3 Effective Nonprofit Donor Engagement Strategies

Building relationships, focusing on communication, and listening can help improve donor engagement and retention.

Your donors are the heart of your organization. As they put time, resources, and funding behind your mission, it’s important that you ensure they feel valued, appreciated, and engaged.

“Having happy donors is key, because happy donors are typically engaged donors, and engaged donors are more committed to your program and your mission. Typically, that comes in the form of donations, time, and being an advocate for the mission of the organization,” says Kevin Phillips, Senior Vice President, Endowments and Foundations at Regions Bank.

There are plenty of ways to engage your organization’s donors and show appreciation, whether your donor engagement plan includes gifts, thank you cards, or exclusive events. Regardless of how you connect with your donors, there are a few important nonprofit donor engagement strategies that can guide organizations toward maintaining happy, engaged donors who are eager to help grow your endowment fund.

Build Intentional Relationships

Whether your organization has an entire team dedicated to donor relations or you have just one or two people in charge of the effort, taking the time to form meaningful relationships with individual donors is a great first step to showing your appreciation.

“There’s no magic wand,” Phillips explains, “it’s about building relationships. That’s the key to creating happy donors.”

When supporters have a personal connection to a board member, CEO, or other team member at the organization, they can feel closer to the cause. “The times when they can have a personal conversation and tell you what motivates them, why they’re here, and what they’d like to see go a long way,” Phillips says.

While there are lots of ways to build relationships with donors, one of the best things you can do is use a personal touch. Don’t be afraid to take notes during your conversations so that you can remember personal details about your core supporters. By donating, supporters are taking an interest in your cause. In return, show that you take an interest in them.

Focus on Communication

You already know that communicating with supporters on a regular basis can help keep them connected to your organization and its mission. But in order to keep donors happy, you may need to focus on adapting your communications.

“We all want to be communicated with differently,” Phillips explains. Some donors may want to receive weekly newsletters while others may prefer to talk on the phone. The first step to having personalized communications is to simply ask individual donors how they’d like to be reached and how often. Be sure to keep record of their answer and move forward in the direction they’ve requested.

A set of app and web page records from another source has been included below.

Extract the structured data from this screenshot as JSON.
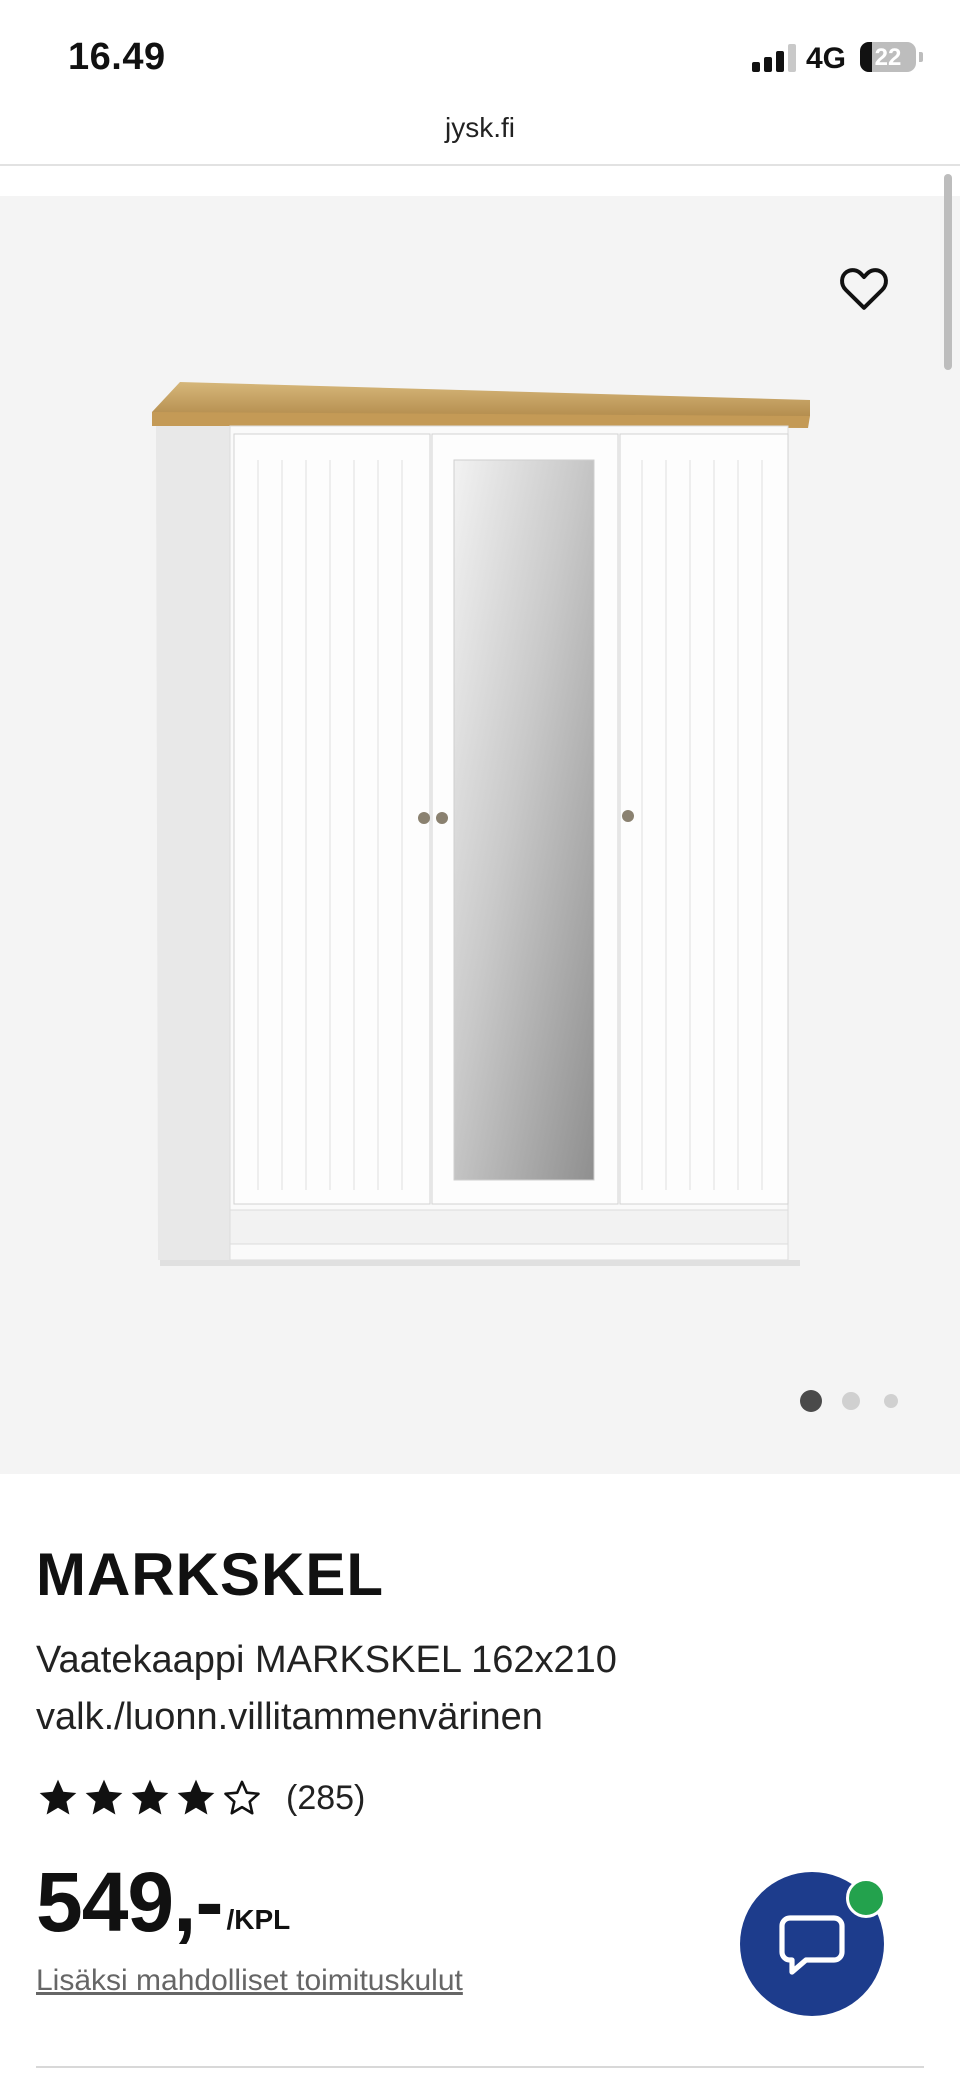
{
  "status_bar": {
    "time": "16.49",
    "network": "4G",
    "battery": "22"
  },
  "browser": {
    "url": "jysk.fi"
  },
  "gallery": {
    "image_alt": "MARKSKEL wardrobe",
    "favorite_icon": "heart-icon",
    "active_slide": 1,
    "slide_count": 3
  },
  "product": {
    "brand": "MARKSKEL",
    "description_line1": "Vaatekaappi MARKSKEL 162x210",
    "description_line2": "valk./luonn.villitammenvärinen",
    "rating": 4,
    "rating_max": 5,
    "review_count": "(285)",
    "price": "549,-",
    "unit": "/KPL",
    "shipping_note": "Lisäksi mahdolliset toimituskulut"
  },
  "chat": {
    "icon": "chat-bubble-icon",
    "status_color": "#23a24d"
  },
  "colors": {
    "chat_button": "#1d3c8c",
    "gallery_bg": "#f4f4f4"
  }
}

As you place more focus on your communication, think about how you can go beyond the normal channels. Most organizations send mail, newsletters, and notes acknowledging contributions. Consider how you can get creative when reaching out to your donors. Whether it’s regularly calling your supporters on the phone or setting up time to speak face to face, going beyond the normal communication tactics can go a long way toward helping your supporters stay engaged.

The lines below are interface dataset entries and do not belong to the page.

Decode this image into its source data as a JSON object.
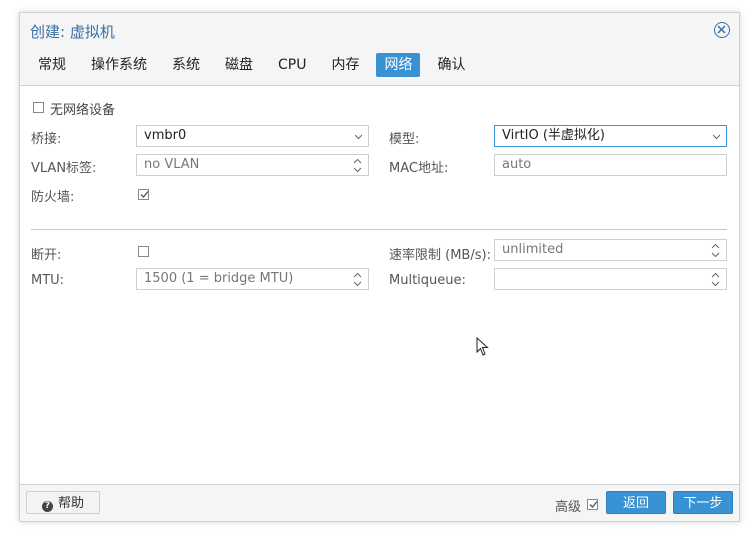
{
  "window": {
    "title": "创建: 虚拟机"
  },
  "tabs": [
    {
      "label": "常规"
    },
    {
      "label": "操作系统"
    },
    {
      "label": "系统"
    },
    {
      "label": "磁盘"
    },
    {
      "label": "CPU"
    },
    {
      "label": "内存"
    },
    {
      "label": "网络"
    },
    {
      "label": "确认"
    }
  ],
  "active_tab": "网络",
  "form": {
    "no_network_label": "无网络设备",
    "bridge_label": "桥接:",
    "bridge_value": "vmbr0",
    "model_label": "模型:",
    "model_value": "VirtIO (半虚拟化)",
    "vlan_label": "VLAN标签:",
    "vlan_value": "no VLAN",
    "mac_label": "MAC地址:",
    "mac_value": "auto",
    "firewall_label": "防火墙:",
    "firewall_checked": true,
    "disconnect_label": "断开:",
    "disconnect_checked": false,
    "rate_label": "速率限制 (MB/s):",
    "rate_value": "unlimited",
    "mtu_label": "MTU:",
    "mtu_value": "1500 (1 = bridge MTU)",
    "multiqueue_label": "Multiqueue:",
    "multiqueue_value": ""
  },
  "footer": {
    "help_label": "帮助",
    "advanced_label": "高级",
    "advanced_checked": true,
    "back_label": "返回",
    "next_label": "下一步"
  },
  "colors": {
    "accent": "#3892d3",
    "title": "#3a6ea5"
  }
}
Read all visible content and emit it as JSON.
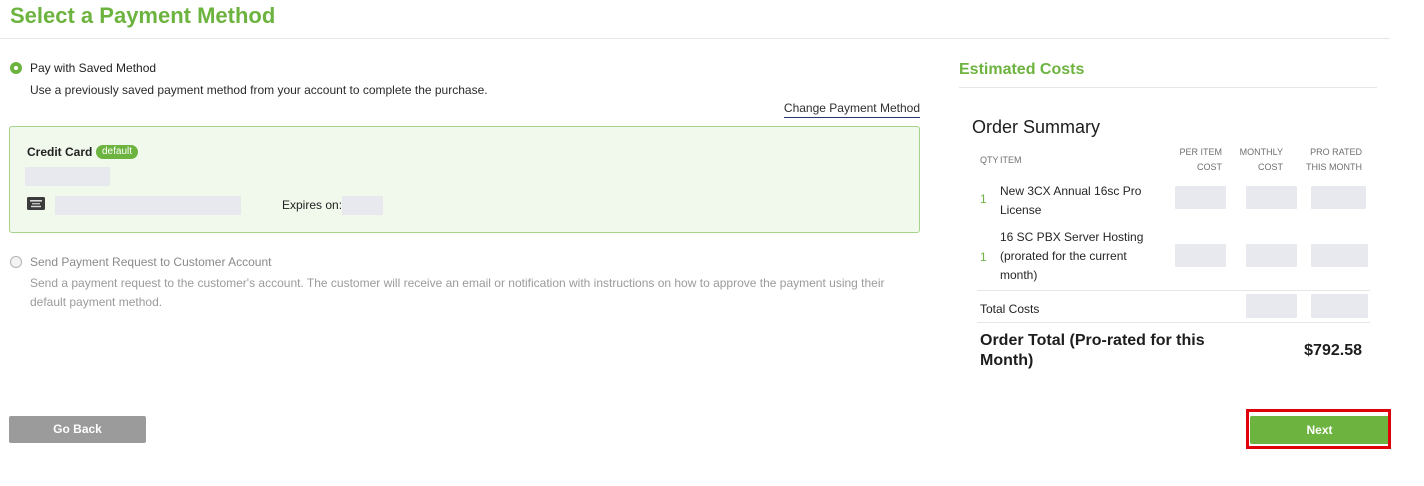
{
  "page": {
    "title": "Select a Payment Method"
  },
  "colors": {
    "accent": "#6db33f",
    "highlight": "#e0000a",
    "placeholder": "#e7e9ee"
  },
  "payment": {
    "saved": {
      "label": "Pay with Saved Method",
      "description": "Use a previously saved payment method from your account to complete the purchase.",
      "selected": true
    },
    "change_link": "Change Payment Method",
    "card": {
      "type": "Credit Card",
      "badge": "default",
      "expires_label": "Expires on:",
      "icon": "credit-card-icon"
    },
    "request": {
      "label": "Send Payment Request to Customer Account",
      "description": "Send a payment request to the customer's account. The customer will receive an email or notification with instructions on how to approve the payment using their default payment method.",
      "selected": false
    }
  },
  "costs": {
    "heading": "Estimated Costs",
    "summary_title": "Order Summary",
    "columns": {
      "qty": "QTY",
      "item": "ITEM",
      "per_item": "PER ITEM COST",
      "monthly": "MONTHLY COST",
      "prorated": "PRO RATED THIS MONTH"
    },
    "items": [
      {
        "qty": "1",
        "name": "New 3CX Annual 16sc Pro License"
      },
      {
        "qty": "1",
        "name": "16 SC PBX Server Hosting (prorated for the current month)"
      }
    ],
    "total_costs_label": "Total Costs",
    "order_total_label": "Order Total (Pro-rated for this Month)",
    "order_total_value": "$792.58"
  },
  "actions": {
    "back": "Go Back",
    "next": "Next"
  }
}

Be a Good Listener

When speaking with your donors, you may be tempted to spend time explaining your latest initiatives or projects and telling them how much their support means to your organization. While this may be important, it may be more meaningful to focus on listening.

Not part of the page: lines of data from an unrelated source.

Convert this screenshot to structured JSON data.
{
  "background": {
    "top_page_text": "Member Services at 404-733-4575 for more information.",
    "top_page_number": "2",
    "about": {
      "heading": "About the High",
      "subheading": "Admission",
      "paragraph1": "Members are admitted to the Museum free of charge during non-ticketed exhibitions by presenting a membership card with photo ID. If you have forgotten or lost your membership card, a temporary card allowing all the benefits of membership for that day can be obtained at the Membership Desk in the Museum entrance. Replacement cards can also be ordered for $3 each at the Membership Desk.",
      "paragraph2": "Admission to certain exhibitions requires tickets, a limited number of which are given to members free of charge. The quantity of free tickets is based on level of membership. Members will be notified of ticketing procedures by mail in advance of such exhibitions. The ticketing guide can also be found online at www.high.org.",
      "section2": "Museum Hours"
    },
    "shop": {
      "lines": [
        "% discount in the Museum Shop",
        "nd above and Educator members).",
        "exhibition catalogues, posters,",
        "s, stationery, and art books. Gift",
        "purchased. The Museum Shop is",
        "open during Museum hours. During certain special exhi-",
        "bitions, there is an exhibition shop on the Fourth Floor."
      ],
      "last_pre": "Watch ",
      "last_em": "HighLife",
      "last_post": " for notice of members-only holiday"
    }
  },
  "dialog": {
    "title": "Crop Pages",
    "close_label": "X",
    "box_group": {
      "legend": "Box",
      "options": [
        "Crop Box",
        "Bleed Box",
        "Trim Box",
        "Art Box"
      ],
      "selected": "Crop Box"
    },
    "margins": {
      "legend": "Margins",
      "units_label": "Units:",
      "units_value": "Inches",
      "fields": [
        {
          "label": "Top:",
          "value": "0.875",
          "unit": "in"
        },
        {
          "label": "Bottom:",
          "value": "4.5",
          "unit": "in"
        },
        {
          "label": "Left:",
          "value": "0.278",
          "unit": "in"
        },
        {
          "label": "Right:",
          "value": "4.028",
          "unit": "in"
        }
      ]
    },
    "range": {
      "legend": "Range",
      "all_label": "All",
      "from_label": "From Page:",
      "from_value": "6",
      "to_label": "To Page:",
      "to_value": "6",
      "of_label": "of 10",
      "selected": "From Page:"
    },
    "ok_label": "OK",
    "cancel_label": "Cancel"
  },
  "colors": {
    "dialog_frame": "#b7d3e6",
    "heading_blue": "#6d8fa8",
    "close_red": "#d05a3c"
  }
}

“People feel like a part of something when they have a little bit of a voice. It doesn’t have to be huge, but they need to feel like they’re being listened to,” Phillips says. “Pay attention to what they want and ask them for feedback on what’s important to them.”

Start by asking questions. How did they hear about your organization? What do they like about your mission? What would you like to see the organization focus on?

For example, if you learn that an individual donor is especially passionate about a particular project your organization is working on, be sure to follow up with personalized updates on the project. In the future, you might ask them to help fund a similar initiative. This simple communication strategy provides the personal touch that can help donors feel connected, understood, and appreciated.

“Knowing your donors and knowing what motivates them can help unlock what they’re passionate about,” Phillips explains. And once you know what motivates and inspires your donors, it’s easier to align your initiatives and fundraising programs in the future.

By focusing on relationships, personalized communication, and good listening skills, you’ll be on your way to creating a happy — and generous — donor base who is invested in growing your organization.

“As you build trust and build relationships more intentionally, donors become more engaged — and as they become more engaged, they develop a sense of commitment to the community, to the mission, to the program,” Phillips says.

For further guidance, learn more about our nonprofits, endowments, and foundations capabilities.


This information is general in nature and is not intended to be legal, tax, or financial advice. Although Regions believes this information to be accurate, it cannot ensure that it will remain up to date. Statements or opinions of individuals referenced herein are their own—not Regions'. Consult an appropriate professional concerning your specific situation and irs.gov for current tax rules. Regions, the Regions logo, and the LifeGreen bike are registered trademarks of Regions Bank. The LifeGreen color is a trademark of Regions Bank.